━━━ Supplied entries

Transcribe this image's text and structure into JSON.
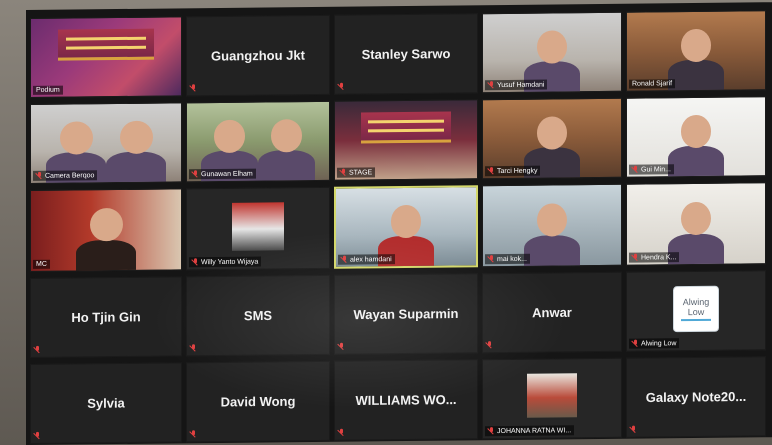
{
  "meeting": {
    "tiles": [
      {
        "name": "Podium",
        "type": "video",
        "scene": "podium"
      },
      {
        "name": "Guangzhou Jkt",
        "type": "name"
      },
      {
        "name": "Stanley Sarwo",
        "type": "name"
      },
      {
        "name": "Yusuf Hamdani",
        "type": "video",
        "scene": "room"
      },
      {
        "name": "Ronald Sjarif",
        "type": "video",
        "scene": "office"
      },
      {
        "name": "Camera Berqoo",
        "type": "video",
        "scene": "room"
      },
      {
        "name": "Gunawan Elham",
        "type": "video",
        "scene": "garden"
      },
      {
        "name": "STAGE",
        "type": "video",
        "scene": "stage"
      },
      {
        "name": "Tarci Hengky",
        "type": "video",
        "scene": "office"
      },
      {
        "name": "Gui Min...",
        "type": "video",
        "scene": "white"
      },
      {
        "name": "MC",
        "type": "video",
        "scene": "mc"
      },
      {
        "name": "Willy Yanto Wijaya",
        "type": "video",
        "scene": "dark"
      },
      {
        "name": "alex hamdani",
        "type": "video",
        "scene": "window",
        "active": true
      },
      {
        "name": "mai kok...",
        "type": "video",
        "scene": "car"
      },
      {
        "name": "Hendra K...",
        "type": "video",
        "scene": "light"
      },
      {
        "name": "Ho Tjin Gin",
        "type": "name"
      },
      {
        "name": "SMS",
        "type": "name"
      },
      {
        "name": "Wayan Suparmin",
        "type": "name"
      },
      {
        "name": "Anwar",
        "type": "name"
      },
      {
        "name": "Alwing Low",
        "type": "logo",
        "logo_text": [
          "Alwing",
          "Low"
        ]
      },
      {
        "name": "Sylvia",
        "type": "name"
      },
      {
        "name": "David Wong",
        "type": "name"
      },
      {
        "name": "WILLIAMS WO...",
        "type": "name"
      },
      {
        "name": "JOHANNA RATNA WI...",
        "type": "video",
        "scene": "pagoda"
      },
      {
        "name": "Galaxy Note20...",
        "type": "name"
      }
    ]
  },
  "colors": {
    "active_border": "#d4d86a",
    "muted_mic": "#e04040",
    "tile_bg": "#222222"
  }
}
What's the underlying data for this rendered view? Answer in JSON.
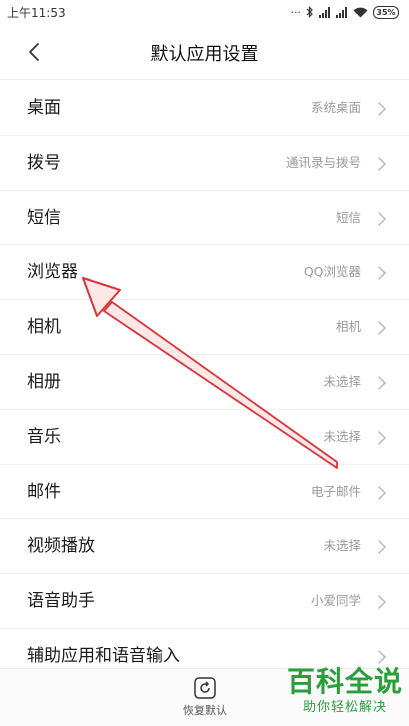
{
  "status_bar": {
    "time": "上午11:53",
    "battery": "35%"
  },
  "header": {
    "title": "默认应用设置"
  },
  "settings": [
    {
      "label": "桌面",
      "value": "系统桌面"
    },
    {
      "label": "拨号",
      "value": "通讯录与拨号"
    },
    {
      "label": "短信",
      "value": "短信"
    },
    {
      "label": "浏览器",
      "value": "QQ浏览器"
    },
    {
      "label": "相机",
      "value": "相机"
    },
    {
      "label": "相册",
      "value": "未选择"
    },
    {
      "label": "音乐",
      "value": "未选择"
    },
    {
      "label": "邮件",
      "value": "电子邮件"
    },
    {
      "label": "视频播放",
      "value": "未选择"
    },
    {
      "label": "语音助手",
      "value": "小爱同学"
    },
    {
      "label": "辅助应用和语音输入",
      "value": ""
    }
  ],
  "bottom_bar": {
    "restore_label": "恢复默认"
  },
  "watermark": {
    "main": "百科全说",
    "sub": "助你轻松解决"
  },
  "colors": {
    "annotation_arrow": "#d9353a",
    "watermark": "#2b9e3c",
    "value_text": "#9a9a9a"
  }
}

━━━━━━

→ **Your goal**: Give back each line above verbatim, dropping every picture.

→ **Answer to this exercise**:
Transcribe this image's text and structure into JSON.
{
  "meeting": {
    "tiles": [
      {
        "name": "Podium",
        "type": "video",
        "scene": "podium"
      },
      {
        "name": "Guangzhou Jkt",
        "type": "name"
      },
      {
        "name": "Stanley Sarwo",
        "type": "name"
      },
      {
        "name": "Yusuf Hamdani",
        "type": "video",
        "scene": "room"
      },
      {
        "name": "Ronald Sjarif",
        "type": "video",
        "scene": "office"
      },
      {
        "name": "Camera Berqoo",
        "type": "video",
        "scene": "room"
      },
      {
        "name": "Gunawan Elham",
        "type": "video",
        "scene": "garden"
      },
      {
        "name": "STAGE",
        "type": "video",
        "scene": "stage"
      },
      {
        "name": "Tarci Hengky",
        "type": "video",
        "scene": "office"
      },
      {
        "name": "Gui Min...",
        "type": "video",
        "scene": "white"
      },
      {
        "name": "MC",
        "type": "video",
        "scene": "mc"
      },
      {
        "name": "Willy Yanto Wijaya",
        "type": "video",
        "scene": "dark"
      },
      {
        "name": "alex hamdani",
        "type": "video",
        "scene": "window",
        "active": true
      },
      {
        "name": "mai kok...",
        "type": "video",
        "scene": "car"
      },
      {
        "name": "Hendra K...",
        "type": "video",
        "scene": "light"
      },
      {
        "name": "Ho Tjin Gin",
        "type": "name"
      },
      {
        "name": "SMS",
        "type": "name"
      },
      {
        "name": "Wayan Suparmin",
        "type": "name"
      },
      {
        "name": "Anwar",
        "type": "name"
      },
      {
        "name": "Alwing Low",
        "type": "logo",
        "logo_text": [
          "Alwing",
          "Low"
        ]
      },
      {
        "name": "Sylvia",
        "type": "name"
      },
      {
        "name": "David Wong",
        "type": "name"
      },
      {
        "name": "WILLIAMS WO...",
        "type": "name"
      },
      {
        "name": "JOHANNA RATNA WI...",
        "type": "video",
        "scene": "pagoda"
      },
      {
        "name": "Galaxy Note20...",
        "type": "name"
      }
    ]
  },
  "colors": {
    "active_border": "#d4d86a",
    "muted_mic": "#e04040",
    "tile_bg": "#222222"
  }
}
What's the underlying data for this rendered view? Answer in JSON.
{
  "status_bar": {
    "time": "上午11:53",
    "battery": "35%"
  },
  "header": {
    "title": "默认应用设置"
  },
  "settings": [
    {
      "label": "桌面",
      "value": "系统桌面"
    },
    {
      "label": "拨号",
      "value": "通讯录与拨号"
    },
    {
      "label": "短信",
      "value": "短信"
    },
    {
      "label": "浏览器",
      "value": "QQ浏览器"
    },
    {
      "label": "相机",
      "value": "相机"
    },
    {
      "label": "相册",
      "value": "未选择"
    },
    {
      "label": "音乐",
      "value": "未选择"
    },
    {
      "label": "邮件",
      "value": "电子邮件"
    },
    {
      "label": "视频播放",
      "value": "未选择"
    },
    {
      "label": "语音助手",
      "value": "小爱同学"
    },
    {
      "label": "辅助应用和语音输入",
      "value": ""
    }
  ],
  "bottom_bar": {
    "restore_label": "恢复默认"
  },
  "watermark": {
    "main": "百科全说",
    "sub": "助你轻松解决"
  },
  "colors": {
    "annotation_arrow": "#d9353a",
    "watermark": "#2b9e3c",
    "value_text": "#9a9a9a"
  }
}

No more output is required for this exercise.